◆ **Work to be completed**
While copying the entries exactly, leave out each picture they contain.
※ ※ ※
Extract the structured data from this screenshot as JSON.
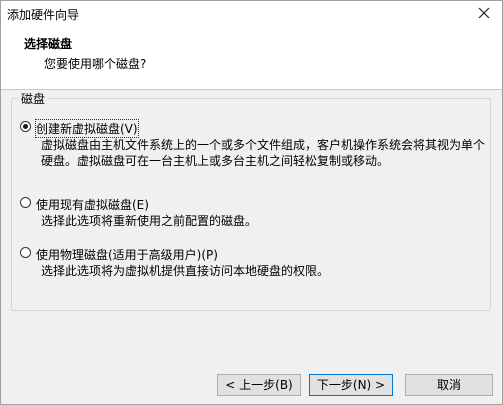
{
  "window": {
    "title": "添加硬件向导"
  },
  "header": {
    "title": "选择磁盘",
    "subtitle": "您要使用哪个磁盘?"
  },
  "group": {
    "label": "磁盘",
    "options": [
      {
        "label": "创建新虚拟磁盘(V)",
        "description": "虚拟磁盘由主机文件系统上的一个或多个文件组成，客户机操作系统会将其视为单个硬盘。虚拟磁盘可在一台主机上或多台主机之间轻松复制或移动。",
        "selected": true
      },
      {
        "label": "使用现有虚拟磁盘(E)",
        "description": "选择此选项将重新使用之前配置的磁盘。",
        "selected": false
      },
      {
        "label": "使用物理磁盘(适用于高级用户)(P)",
        "description": "选择此选项将为虚拟机提供直接访问本地硬盘的权限。",
        "selected": false
      }
    ]
  },
  "buttons": {
    "back": "< 上一步(B)",
    "next": "下一步(N) >",
    "cancel": "取消"
  }
}
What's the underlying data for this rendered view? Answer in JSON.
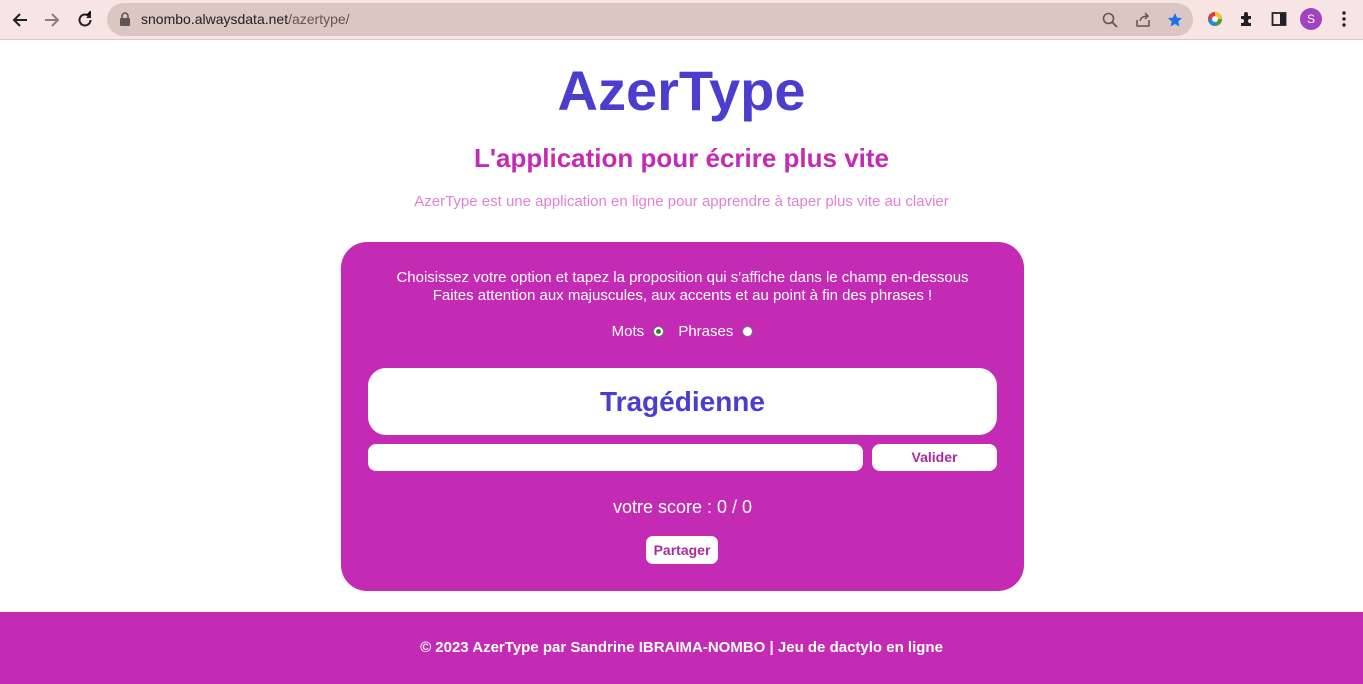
{
  "browser": {
    "url_host": "snombo.alwaysdata.net",
    "url_path": "/azertype/",
    "profile_initial": "S"
  },
  "header": {
    "title": "AzerType",
    "subtitle": "L'application pour écrire plus vite",
    "description": "AzerType est une application en ligne pour apprendre à taper plus vite au clavier"
  },
  "game": {
    "instruction_line1": "Choisissez votre option et tapez la proposition qui s'affiche dans le champ en-dessous",
    "instruction_line2": "Faites attention aux majuscules, aux accents et au point à fin des phrases !",
    "options": [
      {
        "label": "Mots",
        "checked": true
      },
      {
        "label": "Phrases",
        "checked": false
      }
    ],
    "proposal": "Tragédienne",
    "input_value": "",
    "validate_label": "Valider",
    "score_text": "votre score : 0 / 0",
    "share_label": "Partager"
  },
  "footer": {
    "text": "© 2023 AzerType par Sandrine IBRAIMA-NOMBO | Jeu de dactylo en ligne"
  },
  "colors": {
    "primary": "#4b3ecf",
    "accent": "#c42bb4",
    "light_accent": "#e27fd6"
  }
}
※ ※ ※
◆ **Completed task**
Extract the structured data from this screenshot as JSON.
{
  "window": {
    "title": "添加硬件向导"
  },
  "header": {
    "title": "选择磁盘",
    "subtitle": "您要使用哪个磁盘?"
  },
  "group": {
    "label": "磁盘",
    "options": [
      {
        "label": "创建新虚拟磁盘(V)",
        "description": "虚拟磁盘由主机文件系统上的一个或多个文件组成，客户机操作系统会将其视为单个硬盘。虚拟磁盘可在一台主机上或多台主机之间轻松复制或移动。",
        "selected": true
      },
      {
        "label": "使用现有虚拟磁盘(E)",
        "description": "选择此选项将重新使用之前配置的磁盘。",
        "selected": false
      },
      {
        "label": "使用物理磁盘(适用于高级用户)(P)",
        "description": "选择此选项将为虚拟机提供直接访问本地硬盘的权限。",
        "selected": false
      }
    ]
  },
  "buttons": {
    "back": "< 上一步(B)",
    "next": "下一步(N) >",
    "cancel": "取消"
  }
}
What's the underlying data for this rendered view? Answer in JSON.
{
  "browser": {
    "url_host": "snombo.alwaysdata.net",
    "url_path": "/azertype/",
    "profile_initial": "S"
  },
  "header": {
    "title": "AzerType",
    "subtitle": "L'application pour écrire plus vite",
    "description": "AzerType est une application en ligne pour apprendre à taper plus vite au clavier"
  },
  "game": {
    "instruction_line1": "Choisissez votre option et tapez la proposition qui s'affiche dans le champ en-dessous",
    "instruction_line2": "Faites attention aux majuscules, aux accents et au point à fin des phrases !",
    "options": [
      {
        "label": "Mots",
        "checked": true
      },
      {
        "label": "Phrases",
        "checked": false
      }
    ],
    "proposal": "Tragédienne",
    "input_value": "",
    "validate_label": "Valider",
    "score_text": "votre score : 0 / 0",
    "share_label": "Partager"
  },
  "footer": {
    "text": "© 2023 AzerType par Sandrine IBRAIMA-NOMBO | Jeu de dactylo en ligne"
  },
  "colors": {
    "primary": "#4b3ecf",
    "accent": "#c42bb4",
    "light_accent": "#e27fd6"
  }
}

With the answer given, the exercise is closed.